> **TASK TO CARRY OUT**
Reproduce word for word the lines between the one containing "Extract the structured" and the end of the entries below, both inclusive; leave out pictures.

> **DATASET EXTRACT**
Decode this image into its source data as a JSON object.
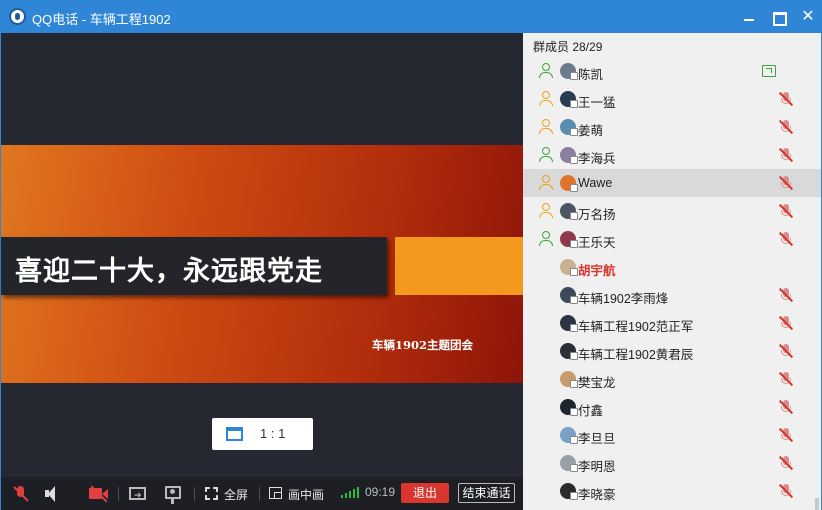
{
  "window": {
    "title": "QQ电话 - 车辆工程1902",
    "accent_color": "#2f86d6"
  },
  "slide": {
    "headline": "喜迎二十大，永远跟党走",
    "subtitle": "车辆1902主题团会"
  },
  "view": {
    "ratio_label": "1 : 1"
  },
  "toolbar": {
    "fullscreen_label": "全屏",
    "pip_label": "画中画",
    "timer": "09:19",
    "exit_label": "退出",
    "end_call_label": "结束通话",
    "exit_color": "#d9362f"
  },
  "panel": {
    "member_count": "群成员 28/29",
    "members": [
      {
        "name": "陈凯",
        "in_call": true,
        "status": "screen-sharing",
        "avatar_color": "#6a7b8e"
      },
      {
        "name": "王一猛",
        "in_call": true,
        "status": "muted",
        "avatar_color": "#2a3c52"
      },
      {
        "name": "姜萌",
        "in_call": true,
        "status": "muted",
        "avatar_color": "#5a8bb0"
      },
      {
        "name": "李海兵",
        "in_call": true,
        "status": "muted",
        "avatar_color": "#8a7fa0"
      },
      {
        "name": "Wawe",
        "in_call": true,
        "status": "muted",
        "avatar_color": "#e0742a",
        "selected": true
      },
      {
        "name": "万名扬",
        "in_call": true,
        "status": "muted",
        "avatar_color": "#4a5560"
      },
      {
        "name": "王乐天",
        "in_call": true,
        "status": "muted",
        "avatar_color": "#8c3a4a"
      },
      {
        "name": "胡宇航",
        "in_call": false,
        "status": "none",
        "avatar_color": "#c8b090",
        "highlight": true
      },
      {
        "name": "车辆1902李雨烽",
        "in_call": false,
        "status": "muted",
        "avatar_color": "#3c4a5c"
      },
      {
        "name": "车辆工程1902范正军",
        "in_call": false,
        "status": "muted",
        "avatar_color": "#2c3444"
      },
      {
        "name": "车辆工程1902黄君辰",
        "in_call": false,
        "status": "muted",
        "avatar_color": "#2a2f38"
      },
      {
        "name": "樊宝龙",
        "in_call": false,
        "status": "muted",
        "avatar_color": "#c99a6a"
      },
      {
        "name": "付鑫",
        "in_call": false,
        "status": "muted",
        "avatar_color": "#1e2430"
      },
      {
        "name": "李旦旦",
        "in_call": false,
        "status": "muted",
        "avatar_color": "#7aa0c8"
      },
      {
        "name": "李明恩",
        "in_call": false,
        "status": "muted",
        "avatar_color": "#9aa0a8"
      },
      {
        "name": "李晓豪",
        "in_call": false,
        "status": "muted",
        "avatar_color": "#2c2a2a"
      }
    ]
  }
}
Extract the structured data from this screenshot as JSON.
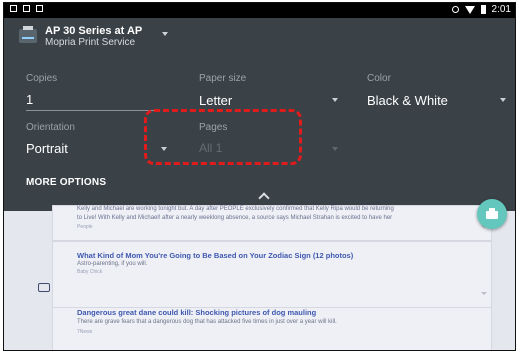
{
  "status_bar": {
    "time": "2:01",
    "left_icons": [
      "camera-icon",
      "message-icon",
      "document-icon"
    ],
    "right_icons": [
      "sync-icon",
      "wifi-icon",
      "battery-icon"
    ]
  },
  "printer": {
    "name": "AP 30 Series at AP",
    "service": "Mopria Print Service"
  },
  "options": {
    "copies_label": "Copies",
    "copies_value": "1",
    "paper_size_label": "Paper size",
    "paper_size_value": "Letter",
    "color_label": "Color",
    "color_value": "Black & White",
    "orientation_label": "Orientation",
    "orientation_value": "Portrait",
    "pages_label": "Pages",
    "pages_value": "All 1"
  },
  "more_options_label": "MORE OPTIONS",
  "fab_icon": "print-icon",
  "feed": {
    "snippet_line1": "Kelly and Michael are working tonight but. A day after PEOPLE exclusively confirmed that Kelly Ripa would be returning",
    "snippet_line2": "to Live! With Kelly and Michael! after a nearly weeklong absence, a source says Michael Strahan is excited to have her",
    "snippet_source": "People",
    "article1_title": "What Kind of Mom You're Going to Be Based on Your Zodiac Sign (12 photos)",
    "article1_sub": "Astro-parenting, if you will.",
    "article1_source": "Baby Chick",
    "article2_title": "Dangerous great dane could kill: Shocking pictures of dog mauling",
    "article2_sub": "There are grave fears that a dangerous dog that has attacked five times in just over a year will kill.",
    "article2_source": "7News"
  },
  "colors": {
    "panel_bg": "#3a4147",
    "accent_fab": "#63c7bd",
    "highlight": "#e01b1b",
    "link_blue": "#3f58b0"
  }
}
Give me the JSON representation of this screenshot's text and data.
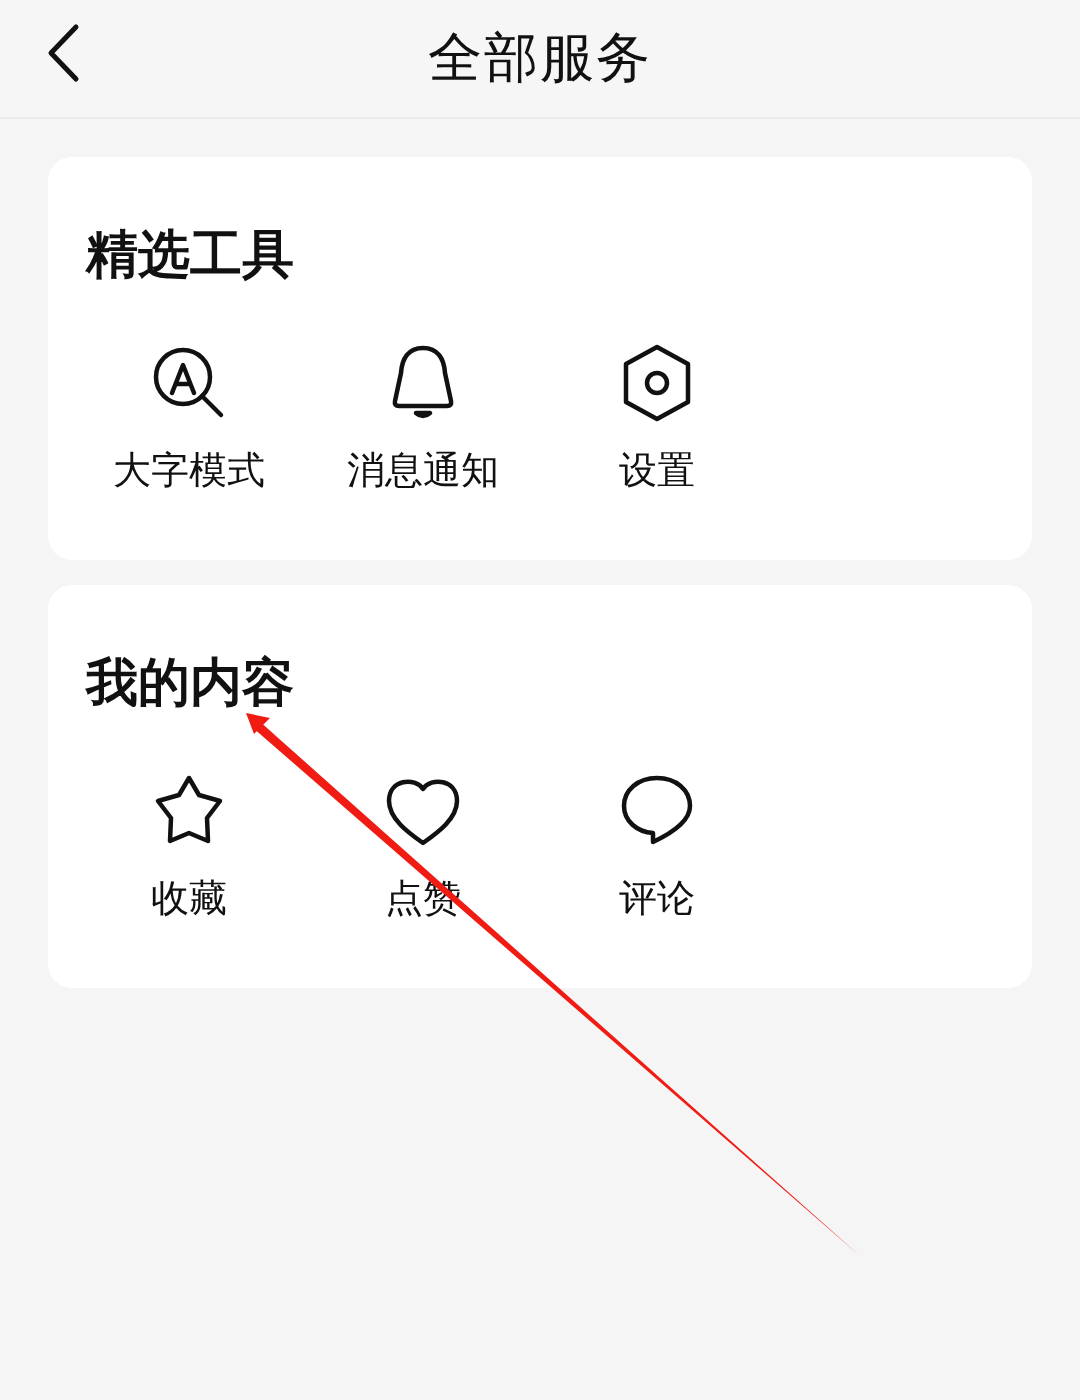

> **YOUR RESPONSE**
Extract the structured data from this screenshot as JSON.
{
  "status_bar": {
    "time": "2:01",
    "left_icons": [
      "camera-icon",
      "message-icon",
      "document-icon"
    ],
    "right_icons": [
      "sync-icon",
      "wifi-icon",
      "battery-icon"
    ]
  },
  "printer": {
    "name": "AP 30 Series at AP",
    "service": "Mopria Print Service"
  },
  "options": {
    "copies_label": "Copies",
    "copies_value": "1",
    "paper_size_label": "Paper size",
    "paper_size_value": "Letter",
    "color_label": "Color",
    "color_value": "Black & White",
    "orientation_label": "Orientation",
    "orientation_value": "Portrait",
    "pages_label": "Pages",
    "pages_value": "All 1"
  },
  "more_options_label": "MORE OPTIONS",
  "fab_icon": "print-icon",
  "feed": {
    "snippet_line1": "Kelly and Michael are working tonight but. A day after PEOPLE exclusively confirmed that Kelly Ripa would be returning",
    "snippet_line2": "to Live! With Kelly and Michael! after a nearly weeklong absence, a source says Michael Strahan is excited to have her",
    "snippet_source": "People",
    "article1_title": "What Kind of Mom You're Going to Be Based on Your Zodiac Sign (12 photos)",
    "article1_sub": "Astro-parenting, if you will.",
    "article1_source": "Baby Chick",
    "article2_title": "Dangerous great dane could kill: Shocking pictures of dog mauling",
    "article2_sub": "There are grave fears that a dangerous dog that has attacked five times in just over a year will kill.",
    "article2_source": "7News"
  },
  "colors": {
    "panel_bg": "#3a4147",
    "accent_fab": "#63c7bd",
    "highlight": "#e01b1b",
    "link_blue": "#3f58b0"
  }
}
Give me the JSON representation of this screenshot's text and data.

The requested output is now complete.